Nintendo Switch Online Service Detailed During Direct Presentation
During the 9/13 Nintendo Direct presentation, Nintendo detailed the five pillars of their Nintendo Switch Online service.
Fans of Nintendo have been left out of the dark for details on the new paid online service for the Switch, but Nintendo finally outlined its features in today’s Direct presentation. Five features were discussed: Online Play, Nintendo Entertainment System—Nintendo Switch Online, Save Data Cloud, Smartphone App, and Special Offers.
None of the features come as a surprise, so those who were looking for any shockers other than what was already announced will be sorely disappointed. Online Play is exactly what it sounds like, allowing players to compete or cooperate in games like Splatoon 2, Super Smash Bros. Ultimate, and third-party games like Overcooked 2.
The clumsily-titled Nintendo Entertainment System—Nintendo Switch Online will allow subscribers to play classic NES titles “anytime, anywhere.” Games like Ice Climber support two-person local multiplayer and games like Dr. Mario even support online multiplayer—of course, this was all announced before. 20 games will be available at the service’s launch, including Super Mario Bros. 3, The Legend of Zelda, Ice Hockey, and Pro Wrestling.
Save Data Cloud acknowledges that owners may lose their Switch save data from damage to their console, so this feature allows these save files to be stored in the cloud (as cheekily demonstrated by Lakitu). The Direct did not mention how certain games are said to not be compatible with the feature.
The Smartphone App has already been out since early in the console’s lifespan, giving players the ability to voice chat with friends during online matches—assuming you don’t use Skype or Discord instead. Now, this feature will be locked to the online service. Sadly, Nintendo did not show off more game-exclusive features for the app, like Splatoon 2 info center Splatnet 2.

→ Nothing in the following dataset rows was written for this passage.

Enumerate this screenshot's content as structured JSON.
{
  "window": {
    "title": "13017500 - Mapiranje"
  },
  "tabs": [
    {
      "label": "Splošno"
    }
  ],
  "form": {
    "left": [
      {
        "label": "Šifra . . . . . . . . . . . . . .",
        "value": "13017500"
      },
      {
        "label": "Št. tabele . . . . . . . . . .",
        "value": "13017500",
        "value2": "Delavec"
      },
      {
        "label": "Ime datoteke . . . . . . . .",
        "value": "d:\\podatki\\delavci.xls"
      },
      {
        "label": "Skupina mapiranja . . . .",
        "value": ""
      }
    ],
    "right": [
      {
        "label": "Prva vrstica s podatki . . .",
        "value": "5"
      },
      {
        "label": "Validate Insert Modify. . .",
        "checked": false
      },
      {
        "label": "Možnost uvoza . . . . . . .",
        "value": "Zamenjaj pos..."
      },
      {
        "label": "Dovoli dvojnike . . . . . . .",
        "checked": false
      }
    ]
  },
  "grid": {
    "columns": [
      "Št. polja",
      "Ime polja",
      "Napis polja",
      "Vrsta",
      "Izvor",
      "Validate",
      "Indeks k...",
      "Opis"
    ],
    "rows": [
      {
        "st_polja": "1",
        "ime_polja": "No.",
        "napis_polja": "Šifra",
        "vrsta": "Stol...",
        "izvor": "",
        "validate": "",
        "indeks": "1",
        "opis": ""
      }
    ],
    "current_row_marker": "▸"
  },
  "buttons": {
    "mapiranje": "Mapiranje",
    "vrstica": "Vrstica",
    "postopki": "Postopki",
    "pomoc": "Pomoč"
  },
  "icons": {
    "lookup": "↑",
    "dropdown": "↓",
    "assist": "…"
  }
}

Nintendo also teased “Special Offers,” although did not give any hints as to what these would be. Presumably, these would be sales, though we’d hope that Nintendo would roll out a similar program as PlayStation Plus and Xbox Live Gold in releasing games for free for subscribers on a monthly basis.
The service launches on September 18, with the pricing being $3.99 a month, $7.99 for three months, $19.99 for 12 months, or a Family Membership plan for 2-7 people priced at $34.99.